### WORK INSTRUCTION
Return a copy of every line in the data below that contains "screenshot".

### SOURCE MATERIAL
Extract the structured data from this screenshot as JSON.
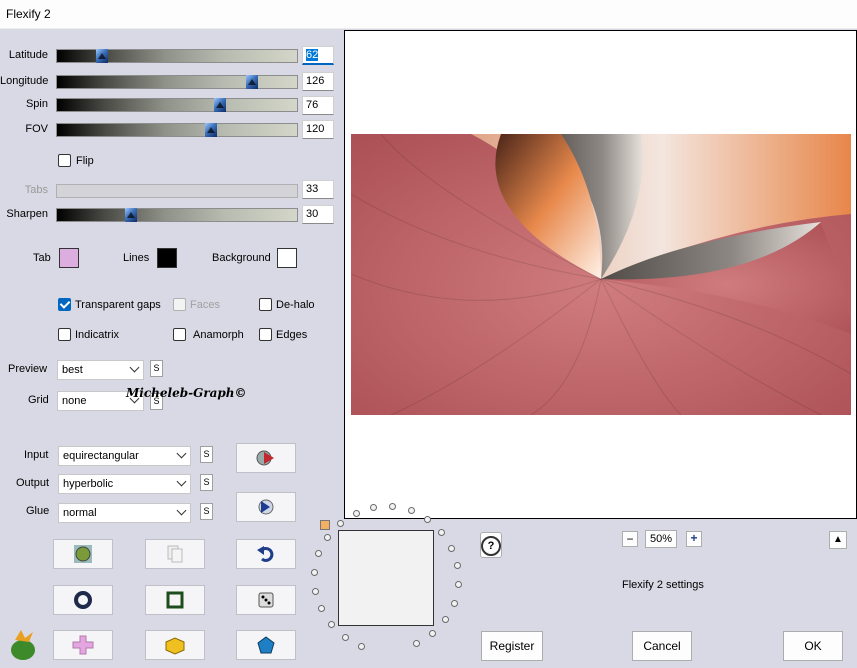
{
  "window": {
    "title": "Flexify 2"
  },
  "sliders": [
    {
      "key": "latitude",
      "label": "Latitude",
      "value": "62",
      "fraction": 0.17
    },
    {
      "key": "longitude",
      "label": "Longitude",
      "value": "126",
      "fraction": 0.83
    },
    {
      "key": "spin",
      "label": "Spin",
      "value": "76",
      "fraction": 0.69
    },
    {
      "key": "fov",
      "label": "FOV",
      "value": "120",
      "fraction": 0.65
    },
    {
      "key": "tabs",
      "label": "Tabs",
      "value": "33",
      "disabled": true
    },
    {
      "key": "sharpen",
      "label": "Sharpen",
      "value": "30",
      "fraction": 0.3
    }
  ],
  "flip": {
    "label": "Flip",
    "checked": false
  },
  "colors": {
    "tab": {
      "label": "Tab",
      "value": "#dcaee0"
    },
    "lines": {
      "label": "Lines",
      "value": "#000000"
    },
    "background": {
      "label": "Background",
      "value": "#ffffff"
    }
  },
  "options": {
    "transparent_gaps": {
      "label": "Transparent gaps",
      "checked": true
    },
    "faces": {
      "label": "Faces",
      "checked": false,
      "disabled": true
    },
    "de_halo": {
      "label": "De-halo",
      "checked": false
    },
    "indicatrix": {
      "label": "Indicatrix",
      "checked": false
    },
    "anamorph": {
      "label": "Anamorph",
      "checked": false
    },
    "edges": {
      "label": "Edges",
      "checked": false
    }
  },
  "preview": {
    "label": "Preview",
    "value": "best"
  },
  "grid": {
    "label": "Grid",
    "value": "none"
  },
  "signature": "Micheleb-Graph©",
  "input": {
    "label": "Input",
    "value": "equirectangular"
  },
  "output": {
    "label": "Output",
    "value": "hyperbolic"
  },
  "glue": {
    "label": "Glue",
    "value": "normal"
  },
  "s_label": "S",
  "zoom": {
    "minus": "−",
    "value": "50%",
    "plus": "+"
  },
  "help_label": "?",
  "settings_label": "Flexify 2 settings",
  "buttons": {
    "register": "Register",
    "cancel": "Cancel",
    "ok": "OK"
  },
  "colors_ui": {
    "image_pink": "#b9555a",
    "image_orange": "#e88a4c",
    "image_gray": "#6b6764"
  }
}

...

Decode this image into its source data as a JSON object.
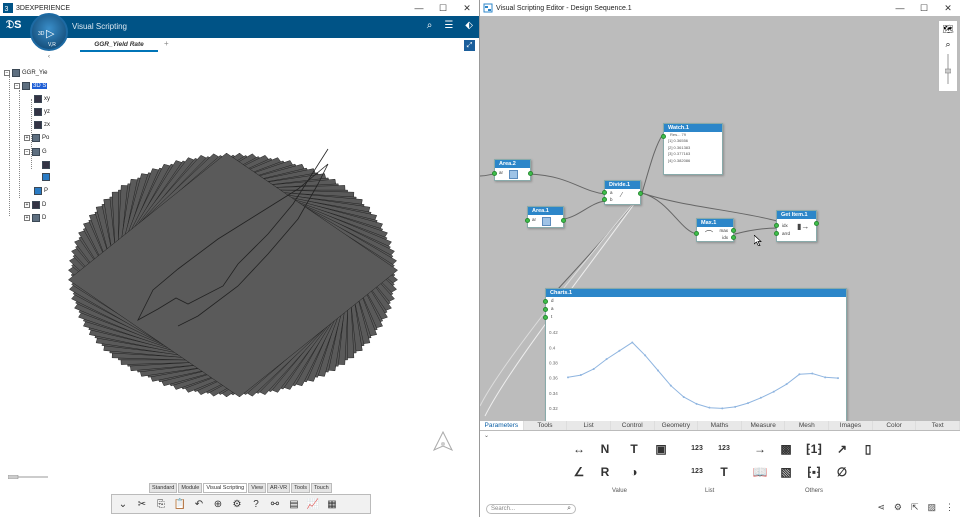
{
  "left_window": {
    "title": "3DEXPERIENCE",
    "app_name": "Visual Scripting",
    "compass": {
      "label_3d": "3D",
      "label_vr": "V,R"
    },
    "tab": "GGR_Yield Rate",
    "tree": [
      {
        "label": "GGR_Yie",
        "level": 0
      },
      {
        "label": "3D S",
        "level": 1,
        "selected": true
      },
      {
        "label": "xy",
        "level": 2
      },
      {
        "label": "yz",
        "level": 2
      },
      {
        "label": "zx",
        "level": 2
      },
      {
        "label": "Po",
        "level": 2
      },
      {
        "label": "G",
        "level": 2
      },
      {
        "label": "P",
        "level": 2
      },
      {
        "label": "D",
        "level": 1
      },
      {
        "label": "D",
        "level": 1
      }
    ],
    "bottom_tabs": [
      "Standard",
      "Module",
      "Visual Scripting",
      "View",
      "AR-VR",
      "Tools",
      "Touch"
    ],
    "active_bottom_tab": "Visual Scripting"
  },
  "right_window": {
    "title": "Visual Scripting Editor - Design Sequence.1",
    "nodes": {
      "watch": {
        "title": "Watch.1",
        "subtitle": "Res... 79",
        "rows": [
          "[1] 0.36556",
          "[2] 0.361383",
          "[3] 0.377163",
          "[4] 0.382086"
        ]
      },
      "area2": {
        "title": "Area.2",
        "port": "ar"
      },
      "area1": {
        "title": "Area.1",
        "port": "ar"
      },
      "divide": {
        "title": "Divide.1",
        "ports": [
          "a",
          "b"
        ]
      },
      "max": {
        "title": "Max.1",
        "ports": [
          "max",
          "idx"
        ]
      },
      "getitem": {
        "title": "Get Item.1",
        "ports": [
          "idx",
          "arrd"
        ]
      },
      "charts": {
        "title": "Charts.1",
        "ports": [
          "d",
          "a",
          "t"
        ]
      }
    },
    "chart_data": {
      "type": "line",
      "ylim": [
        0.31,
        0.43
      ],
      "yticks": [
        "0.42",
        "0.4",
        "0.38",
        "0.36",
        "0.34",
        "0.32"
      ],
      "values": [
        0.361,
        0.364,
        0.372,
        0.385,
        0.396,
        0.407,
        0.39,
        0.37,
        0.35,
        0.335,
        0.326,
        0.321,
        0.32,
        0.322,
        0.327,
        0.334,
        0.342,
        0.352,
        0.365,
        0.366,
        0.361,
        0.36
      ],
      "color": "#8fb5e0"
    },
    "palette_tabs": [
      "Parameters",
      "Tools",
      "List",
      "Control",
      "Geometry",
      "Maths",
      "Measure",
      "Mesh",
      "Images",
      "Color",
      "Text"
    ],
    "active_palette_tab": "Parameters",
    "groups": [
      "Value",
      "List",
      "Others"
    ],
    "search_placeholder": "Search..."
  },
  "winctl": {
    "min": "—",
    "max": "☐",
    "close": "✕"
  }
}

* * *

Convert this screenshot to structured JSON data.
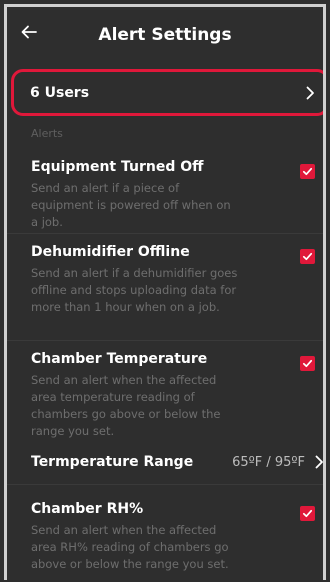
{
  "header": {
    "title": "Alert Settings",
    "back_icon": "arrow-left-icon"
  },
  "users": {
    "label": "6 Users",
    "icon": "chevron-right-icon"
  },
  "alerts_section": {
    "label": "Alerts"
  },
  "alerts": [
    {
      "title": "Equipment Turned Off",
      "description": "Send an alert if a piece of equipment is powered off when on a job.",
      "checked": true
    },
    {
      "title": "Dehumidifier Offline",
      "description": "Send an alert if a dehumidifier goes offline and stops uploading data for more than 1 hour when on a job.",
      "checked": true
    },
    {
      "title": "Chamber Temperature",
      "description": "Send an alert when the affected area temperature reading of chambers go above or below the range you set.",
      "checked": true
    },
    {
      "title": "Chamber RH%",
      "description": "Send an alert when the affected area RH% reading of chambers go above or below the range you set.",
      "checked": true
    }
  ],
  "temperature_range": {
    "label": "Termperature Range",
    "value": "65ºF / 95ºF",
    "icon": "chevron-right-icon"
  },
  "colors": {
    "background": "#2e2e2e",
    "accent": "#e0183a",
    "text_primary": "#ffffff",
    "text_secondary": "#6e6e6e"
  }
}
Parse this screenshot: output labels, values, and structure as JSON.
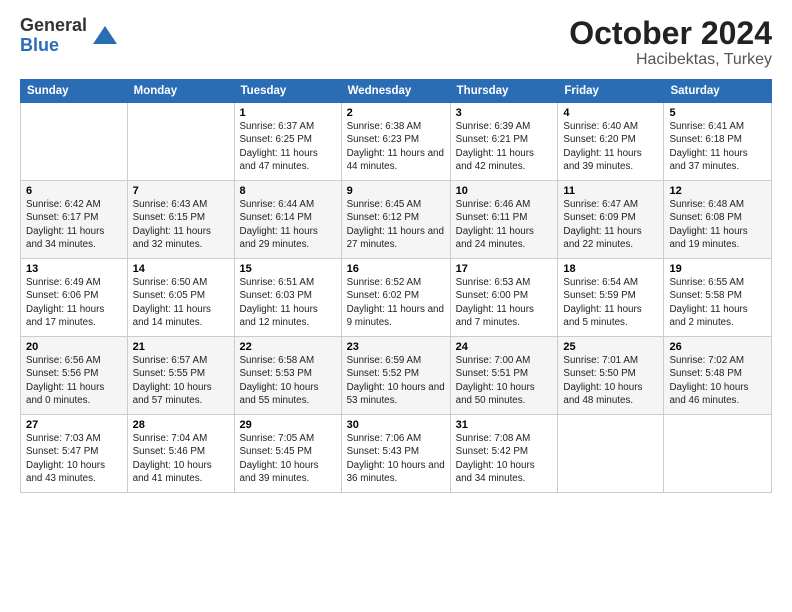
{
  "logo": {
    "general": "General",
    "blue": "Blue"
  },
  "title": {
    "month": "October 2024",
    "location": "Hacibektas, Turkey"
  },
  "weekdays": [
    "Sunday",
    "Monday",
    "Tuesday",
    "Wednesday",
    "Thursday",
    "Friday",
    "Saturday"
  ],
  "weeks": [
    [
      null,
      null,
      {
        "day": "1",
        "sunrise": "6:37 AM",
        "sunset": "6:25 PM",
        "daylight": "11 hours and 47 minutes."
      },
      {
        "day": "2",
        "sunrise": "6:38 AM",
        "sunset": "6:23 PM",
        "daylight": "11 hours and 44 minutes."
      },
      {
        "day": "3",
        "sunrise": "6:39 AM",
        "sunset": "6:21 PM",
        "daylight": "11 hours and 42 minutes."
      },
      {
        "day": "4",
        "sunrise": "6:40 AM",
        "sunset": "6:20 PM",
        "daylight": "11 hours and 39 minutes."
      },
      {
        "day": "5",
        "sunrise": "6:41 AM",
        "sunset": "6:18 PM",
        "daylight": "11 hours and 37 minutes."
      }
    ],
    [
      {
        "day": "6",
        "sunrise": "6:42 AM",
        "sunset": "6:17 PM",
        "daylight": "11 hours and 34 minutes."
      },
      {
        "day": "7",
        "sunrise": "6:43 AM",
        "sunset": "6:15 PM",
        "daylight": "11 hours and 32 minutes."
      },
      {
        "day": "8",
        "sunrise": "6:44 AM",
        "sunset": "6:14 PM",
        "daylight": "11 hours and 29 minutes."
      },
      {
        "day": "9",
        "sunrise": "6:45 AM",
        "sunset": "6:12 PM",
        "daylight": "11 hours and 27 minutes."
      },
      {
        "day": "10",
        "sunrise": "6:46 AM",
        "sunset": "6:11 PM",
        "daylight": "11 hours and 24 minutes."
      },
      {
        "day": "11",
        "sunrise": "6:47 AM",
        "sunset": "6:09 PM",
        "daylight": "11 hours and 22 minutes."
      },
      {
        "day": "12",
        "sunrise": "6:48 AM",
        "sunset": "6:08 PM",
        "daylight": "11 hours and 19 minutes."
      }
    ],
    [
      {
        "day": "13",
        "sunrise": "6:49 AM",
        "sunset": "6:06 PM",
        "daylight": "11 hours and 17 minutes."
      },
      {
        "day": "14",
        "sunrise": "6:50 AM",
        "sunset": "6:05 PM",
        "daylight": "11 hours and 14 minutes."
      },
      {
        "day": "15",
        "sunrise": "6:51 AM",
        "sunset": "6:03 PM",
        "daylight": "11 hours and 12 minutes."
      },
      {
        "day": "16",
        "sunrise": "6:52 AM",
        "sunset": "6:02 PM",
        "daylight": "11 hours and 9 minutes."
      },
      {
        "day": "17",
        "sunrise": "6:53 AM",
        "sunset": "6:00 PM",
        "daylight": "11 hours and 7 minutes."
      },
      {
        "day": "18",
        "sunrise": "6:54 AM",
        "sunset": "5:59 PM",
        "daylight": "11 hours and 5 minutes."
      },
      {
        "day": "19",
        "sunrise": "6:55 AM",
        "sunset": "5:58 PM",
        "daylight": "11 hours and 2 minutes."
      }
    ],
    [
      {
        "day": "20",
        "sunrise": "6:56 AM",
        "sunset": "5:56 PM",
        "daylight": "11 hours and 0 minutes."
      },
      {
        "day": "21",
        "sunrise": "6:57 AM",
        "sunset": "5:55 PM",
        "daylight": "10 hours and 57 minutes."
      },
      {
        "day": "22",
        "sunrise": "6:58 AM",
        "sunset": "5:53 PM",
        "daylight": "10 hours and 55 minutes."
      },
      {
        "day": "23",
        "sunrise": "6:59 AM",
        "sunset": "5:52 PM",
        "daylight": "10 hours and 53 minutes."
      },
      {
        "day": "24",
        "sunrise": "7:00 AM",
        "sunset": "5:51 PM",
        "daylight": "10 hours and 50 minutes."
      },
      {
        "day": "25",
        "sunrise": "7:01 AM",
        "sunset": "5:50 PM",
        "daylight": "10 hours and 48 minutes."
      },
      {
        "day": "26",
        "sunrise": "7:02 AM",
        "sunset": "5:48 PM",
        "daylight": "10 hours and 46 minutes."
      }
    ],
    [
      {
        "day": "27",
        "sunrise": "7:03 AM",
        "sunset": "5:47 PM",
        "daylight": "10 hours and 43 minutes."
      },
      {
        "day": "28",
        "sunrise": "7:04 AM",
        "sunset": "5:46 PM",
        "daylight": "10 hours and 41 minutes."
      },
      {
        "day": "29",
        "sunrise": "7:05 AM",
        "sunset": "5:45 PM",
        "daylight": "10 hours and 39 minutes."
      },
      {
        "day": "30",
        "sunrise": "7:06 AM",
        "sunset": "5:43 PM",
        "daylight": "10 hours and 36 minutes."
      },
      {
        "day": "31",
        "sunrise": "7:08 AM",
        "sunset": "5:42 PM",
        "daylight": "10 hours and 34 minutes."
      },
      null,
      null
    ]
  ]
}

### ANSWER TO THIS TASK
Extract the structured data from this screenshot as JSON.
Convert this screenshot to structured JSON data.
Parse this screenshot: output labels, values, and structure as JSON.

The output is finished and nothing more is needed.